• _Information shown_

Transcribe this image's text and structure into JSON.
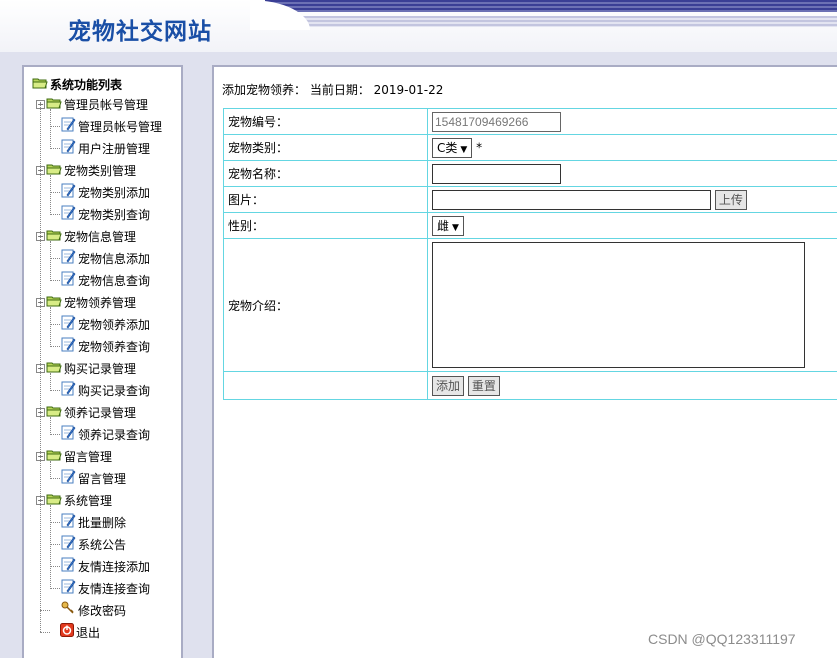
{
  "site": {
    "title": "宠物社交网站"
  },
  "sidebar": {
    "root_label": "系统功能列表",
    "groups": [
      {
        "label": "管理员帐号管理",
        "items": [
          "管理员帐号管理",
          "用户注册管理"
        ]
      },
      {
        "label": "宠物类别管理",
        "items": [
          "宠物类别添加",
          "宠物类别查询"
        ]
      },
      {
        "label": "宠物信息管理",
        "items": [
          "宠物信息添加",
          "宠物信息查询"
        ]
      },
      {
        "label": "宠物领养管理",
        "items": [
          "宠物领养添加",
          "宠物领养查询"
        ]
      },
      {
        "label": "购买记录管理",
        "items": [
          "购买记录查询"
        ]
      },
      {
        "label": "领养记录管理",
        "items": [
          "领养记录查询"
        ]
      },
      {
        "label": "留言管理",
        "items": [
          "留言管理"
        ]
      },
      {
        "label": "系统管理",
        "items": [
          "批量删除",
          "系统公告",
          "友情连接添加",
          "友情连接查询"
        ]
      }
    ],
    "change_password": "修改密码",
    "logout": "退出"
  },
  "main": {
    "breadcrumb": "添加宠物领养： 当前日期： 2019-01-22",
    "form": {
      "pet_id_label": "宠物编号：",
      "pet_id_value": "15481709469266",
      "category_label": "宠物类别：",
      "category_value": "C类",
      "required_mark": "*",
      "name_label": "宠物名称：",
      "name_value": "",
      "image_label": "图片：",
      "image_value": "",
      "upload_label": "上传",
      "gender_label": "性别：",
      "gender_value": "雌",
      "intro_label": "宠物介绍：",
      "intro_value": "",
      "add_label": "添加",
      "reset_label": "重置"
    }
  },
  "watermark": "CSDN @QQ123311197",
  "colors": {
    "title": "#1a4fa6",
    "table_border": "#64d6e2",
    "background": "#dfe1ee"
  },
  "icons": {
    "folder": "folder-open-icon",
    "page": "page-edit-icon",
    "key": "key-icon",
    "power": "power-icon"
  }
}
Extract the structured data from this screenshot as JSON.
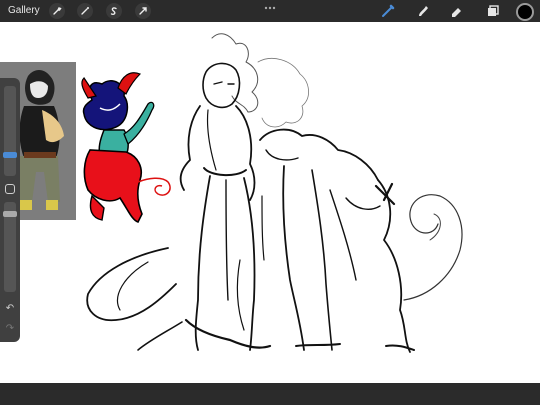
{
  "topbar": {
    "gallery_label": "Gallery",
    "left_tools": [
      {
        "name": "actions-wrench-icon"
      },
      {
        "name": "adjustments-wand-icon"
      },
      {
        "name": "selection-s-icon"
      },
      {
        "name": "transform-arrow-icon"
      }
    ],
    "right_tools": [
      {
        "name": "brush-icon",
        "active": true
      },
      {
        "name": "smudge-icon"
      },
      {
        "name": "eraser-icon"
      },
      {
        "name": "layers-icon"
      }
    ],
    "current_color": "#000000"
  },
  "sidebar": {
    "undo_icon": "undo-arrow-icon",
    "redo_icon": "redo-arrow-icon",
    "modify_icon": "modify-square-icon"
  },
  "colors": {
    "accent": "#4a8bd6",
    "bar": "#2b2b2b"
  }
}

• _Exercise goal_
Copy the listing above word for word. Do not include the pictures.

• _Task answer_
Transcribe this image's text and structure into JSON.
{
  "site": {
    "title": "宠物社交网站"
  },
  "sidebar": {
    "root_label": "系统功能列表",
    "groups": [
      {
        "label": "管理员帐号管理",
        "items": [
          "管理员帐号管理",
          "用户注册管理"
        ]
      },
      {
        "label": "宠物类别管理",
        "items": [
          "宠物类别添加",
          "宠物类别查询"
        ]
      },
      {
        "label": "宠物信息管理",
        "items": [
          "宠物信息添加",
          "宠物信息查询"
        ]
      },
      {
        "label": "宠物领养管理",
        "items": [
          "宠物领养添加",
          "宠物领养查询"
        ]
      },
      {
        "label": "购买记录管理",
        "items": [
          "购买记录查询"
        ]
      },
      {
        "label": "领养记录管理",
        "items": [
          "领养记录查询"
        ]
      },
      {
        "label": "留言管理",
        "items": [
          "留言管理"
        ]
      },
      {
        "label": "系统管理",
        "items": [
          "批量删除",
          "系统公告",
          "友情连接添加",
          "友情连接查询"
        ]
      }
    ],
    "change_password": "修改密码",
    "logout": "退出"
  },
  "main": {
    "breadcrumb": "添加宠物领养： 当前日期： 2019-01-22",
    "form": {
      "pet_id_label": "宠物编号：",
      "pet_id_value": "15481709469266",
      "category_label": "宠物类别：",
      "category_value": "C类",
      "required_mark": "*",
      "name_label": "宠物名称：",
      "name_value": "",
      "image_label": "图片：",
      "image_value": "",
      "upload_label": "上传",
      "gender_label": "性别：",
      "gender_value": "雌",
      "intro_label": "宠物介绍：",
      "intro_value": "",
      "add_label": "添加",
      "reset_label": "重置"
    }
  },
  "watermark": "CSDN @QQ123311197",
  "colors": {
    "title": "#1a4fa6",
    "table_border": "#64d6e2",
    "background": "#dfe1ee"
  },
  "icons": {
    "folder": "folder-open-icon",
    "page": "page-edit-icon",
    "key": "key-icon",
    "power": "power-icon"
  }
}
Extract the structured data from this screenshot as JSON.
{
  "topbar": {
    "gallery_label": "Gallery",
    "left_tools": [
      {
        "name": "actions-wrench-icon"
      },
      {
        "name": "adjustments-wand-icon"
      },
      {
        "name": "selection-s-icon"
      },
      {
        "name": "transform-arrow-icon"
      }
    ],
    "right_tools": [
      {
        "name": "brush-icon",
        "active": true
      },
      {
        "name": "smudge-icon"
      },
      {
        "name": "eraser-icon"
      },
      {
        "name": "layers-icon"
      }
    ],
    "current_color": "#000000"
  },
  "sidebar": {
    "undo_icon": "undo-arrow-icon",
    "redo_icon": "redo-arrow-icon",
    "modify_icon": "modify-square-icon"
  },
  "colors": {
    "accent": "#4a8bd6",
    "bar": "#2b2b2b"
  }
}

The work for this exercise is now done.